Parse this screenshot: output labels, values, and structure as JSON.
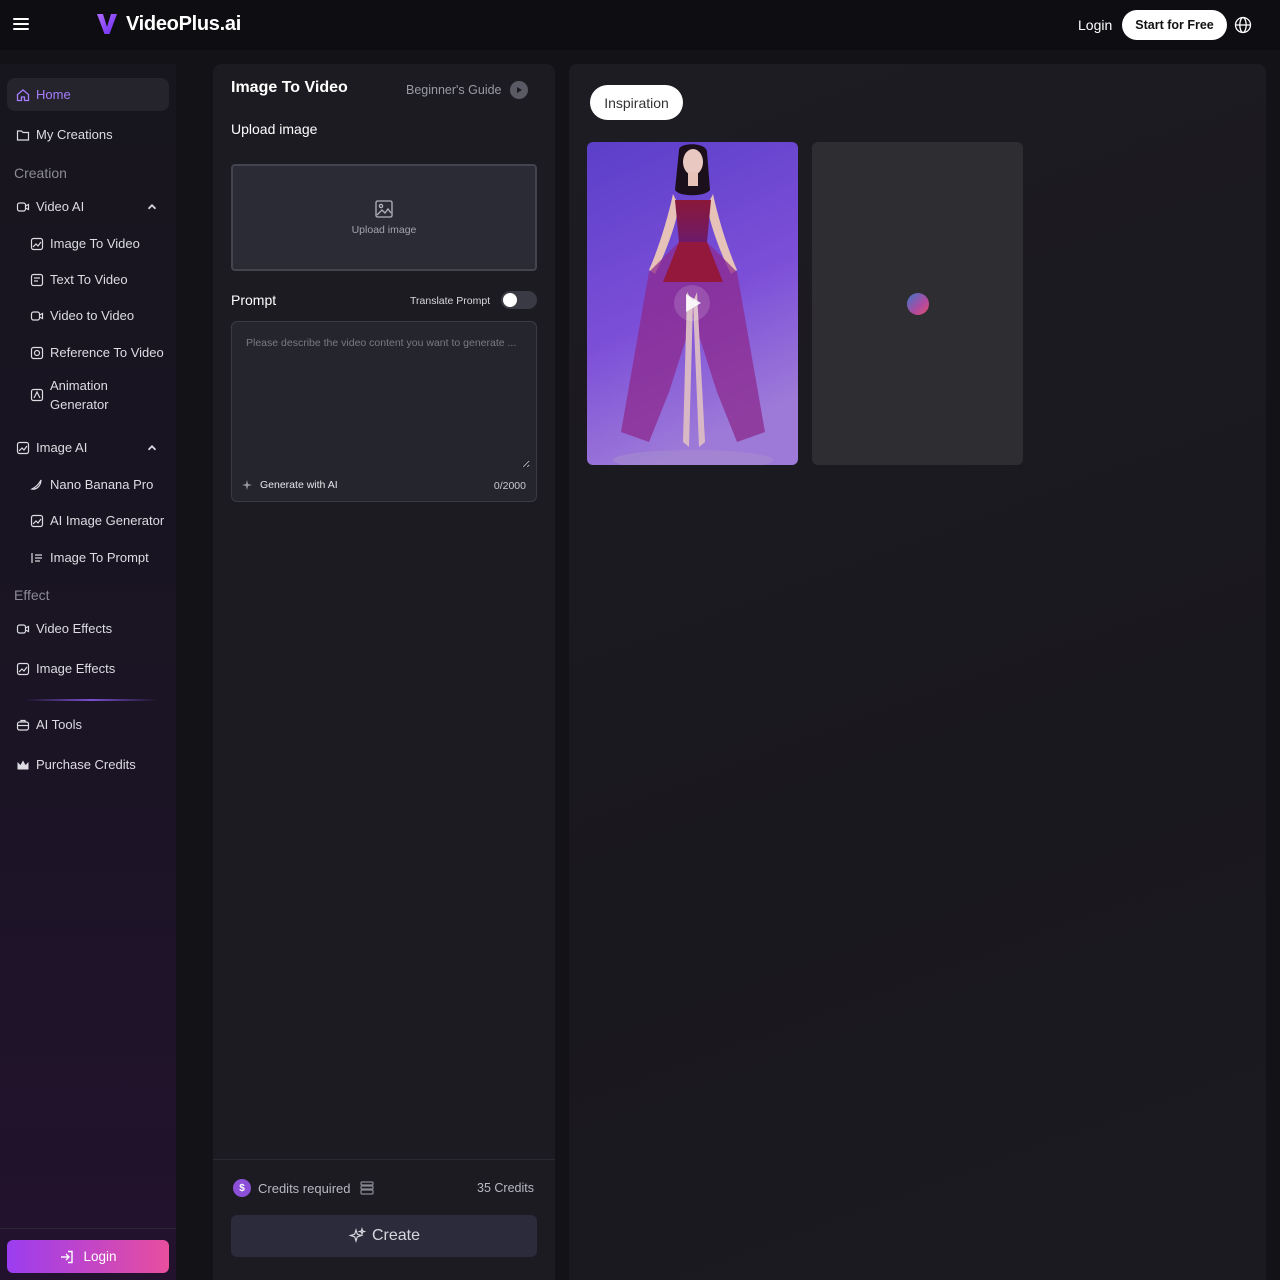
{
  "header": {
    "brand": "VideoPlus.ai",
    "login": "Login",
    "start_free": "Start for Free"
  },
  "sidebar": {
    "home": "Home",
    "my_creations": "My Creations",
    "creation_label": "Creation",
    "video_ai": "Video AI",
    "image_to_video": "Image To Video",
    "text_to_video": "Text To Video",
    "video_to_video": "Video to Video",
    "reference_to_video": "Reference To Video",
    "animation_generator_1": "Animation",
    "animation_generator_2": "Generator",
    "image_ai": "Image AI",
    "nano_banana_pro": "Nano Banana Pro",
    "ai_image_generator": "AI Image Generator",
    "image_to_prompt": "Image To Prompt",
    "effect_label": "Effect",
    "video_effects": "Video Effects",
    "image_effects": "Image Effects",
    "ai_tools": "AI Tools",
    "purchase_credits": "Purchase Credits",
    "login": "Login"
  },
  "panel": {
    "title": "Image To Video",
    "guide": "Beginner's Guide",
    "upload_label": "Upload image",
    "upload_box_text": "Upload image",
    "prompt_label": "Prompt",
    "translate_prompt": "Translate Prompt",
    "prompt_placeholder": "Please describe the video content you want to generate ...",
    "generate_with_ai": "Generate with AI",
    "counter": "0/2000",
    "credits_required": "Credits required",
    "credits_value": "35 Credits",
    "create": "Create"
  },
  "gallery": {
    "tab": "Inspiration"
  },
  "colors": {
    "accent": "#a77dff",
    "login_gradient_start": "#9b3df0",
    "login_gradient_end": "#e84e9e"
  }
}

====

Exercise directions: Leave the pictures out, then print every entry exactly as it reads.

Solution below:
Parse this screenshot: output labels, values, and structure as JSON.
{
  "header": {
    "brand": "VideoPlus.ai",
    "login": "Login",
    "start_free": "Start for Free"
  },
  "sidebar": {
    "home": "Home",
    "my_creations": "My Creations",
    "creation_label": "Creation",
    "video_ai": "Video AI",
    "image_to_video": "Image To Video",
    "text_to_video": "Text To Video",
    "video_to_video": "Video to Video",
    "reference_to_video": "Reference To Video",
    "animation_generator_1": "Animation",
    "animation_generator_2": "Generator",
    "image_ai": "Image AI",
    "nano_banana_pro": "Nano Banana Pro",
    "ai_image_generator": "AI Image Generator",
    "image_to_prompt": "Image To Prompt",
    "effect_label": "Effect",
    "video_effects": "Video Effects",
    "image_effects": "Image Effects",
    "ai_tools": "AI Tools",
    "purchase_credits": "Purchase Credits",
    "login": "Login"
  },
  "panel": {
    "title": "Image To Video",
    "guide": "Beginner's Guide",
    "upload_label": "Upload image",
    "upload_box_text": "Upload image",
    "prompt_label": "Prompt",
    "translate_prompt": "Translate Prompt",
    "prompt_placeholder": "Please describe the video content you want to generate ...",
    "generate_with_ai": "Generate with AI",
    "counter": "0/2000",
    "credits_required": "Credits required",
    "credits_value": "35 Credits",
    "create": "Create"
  },
  "gallery": {
    "tab": "Inspiration"
  },
  "colors": {
    "accent": "#a77dff",
    "login_gradient_start": "#9b3df0",
    "login_gradient_end": "#e84e9e"
  }
}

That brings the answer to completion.